Giving across the nation has started to recover after the twin impacts of the bushfires and the first stage of the COVID-19 pandemic the annual JBWere NAB Charitable Giving Index reveals, but there were signs that the recovery plateaued with the reintroduction of last year’s lockdowns.
Nonetheless, the Index report observes that the lockdowns are expected to be only a small impediment to a fuller recovery.
“Consistent with past major falls in giving during recessions or the global financial crisis, recovery tends to be fast,’’ the report said. “While donor numbers also recovered, they were more affected by the reintroduction of lockdowns in mid-2021.’’
There was a decline in giving between 2019/20 and 2020/21, which measured against past trends amounted to a fundraising income loss of almost $1 billion a year. But there was a shift, which the report describes as “…a significant recovery’’ around December 2020.

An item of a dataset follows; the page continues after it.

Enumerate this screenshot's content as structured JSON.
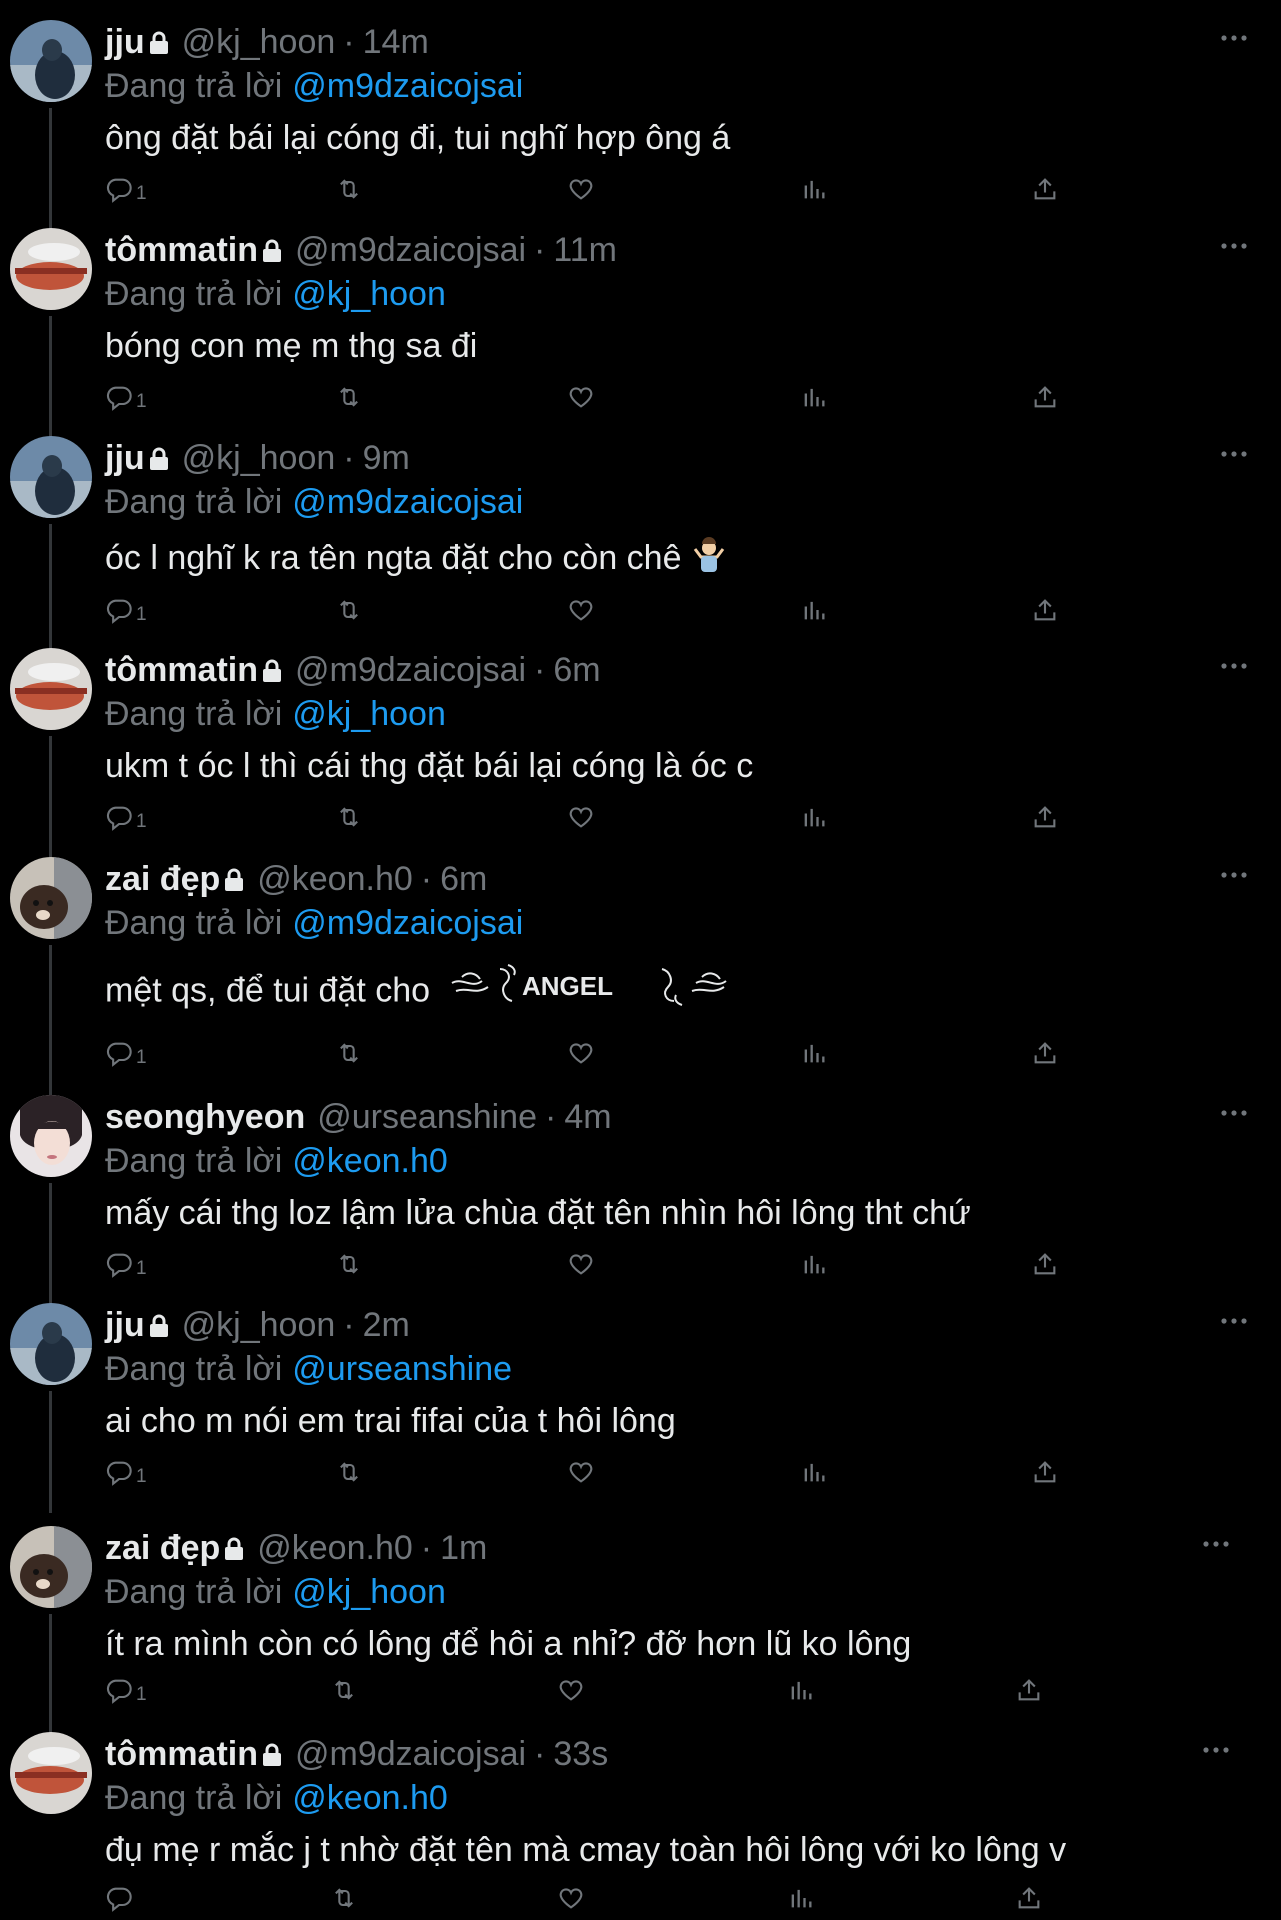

Senior Consultant in Philanthropic Services at JBWere and Philanthropy Australia board member, John McLeod, said the timing of that recovery suggested that donors and charities had reached an understanding of what their new pandemic models of giving would look like.
“Donors had nothing in front of them to consider, and charities didn’t have any events, for example, so it took time to work out how best to proceed,’’ he said. “By December 2020, that was a bit clearer.’’
The Charitable Giving Index also provides other insights into how the pandemic has impacted giving around the country: not surprisingly, health, and particularly mental health, emerged as cause areas that were well supported during the pandemic.
Mr McLeod said health was the only sector that recorded an increase in value and in the number of donors. The strongest gains within the health sector were in mental health, reflecting the broader awareness of mental health issues during the pandemic.
There were also good recoveries recorded in giving to culture and the arts, the environment and religion.
The report also found the gap in charitable support between metropolitan and regional giving had narrowed. The report speculated that regional Australia was less effected by lockdowns and was therefore able to continue to hold face-to-face events, but that it was too soon to tell if the city-exodus for a Sea Change and Tree Change lifestyle helped boost regional giving.
What is clear from the report is charities’ growing reliance on government funding, which will inevitably increase significantly once the data from the pandemic support payments is compiled in future reports.
Mr McLeod said government support for the sector has been growing since 2014 and reflected how much government outsourced what it once did to charities. But the margins for charities were small. He said charities faced the continuing challenge of being “…reimbursed, rather than rewarded.’’
“They don’t get paid the real value of what they contribute to society or for the impact they have,’’ he said.
There is anecdotal evidence, however, that some charities have received solid non-government support during the pandemic – their donor numbers have decreased but the value of donations has gone up. And the 2021 GivingLarge report showed Australian corporate philanthropy continued to grow, with a record $1.6 billion donated last year.
While there is still some uncertainty, The Charitable Giving Index forecasts that on the basis of the identified recovery, the fundraising totals this year should reach the previous high of 2019.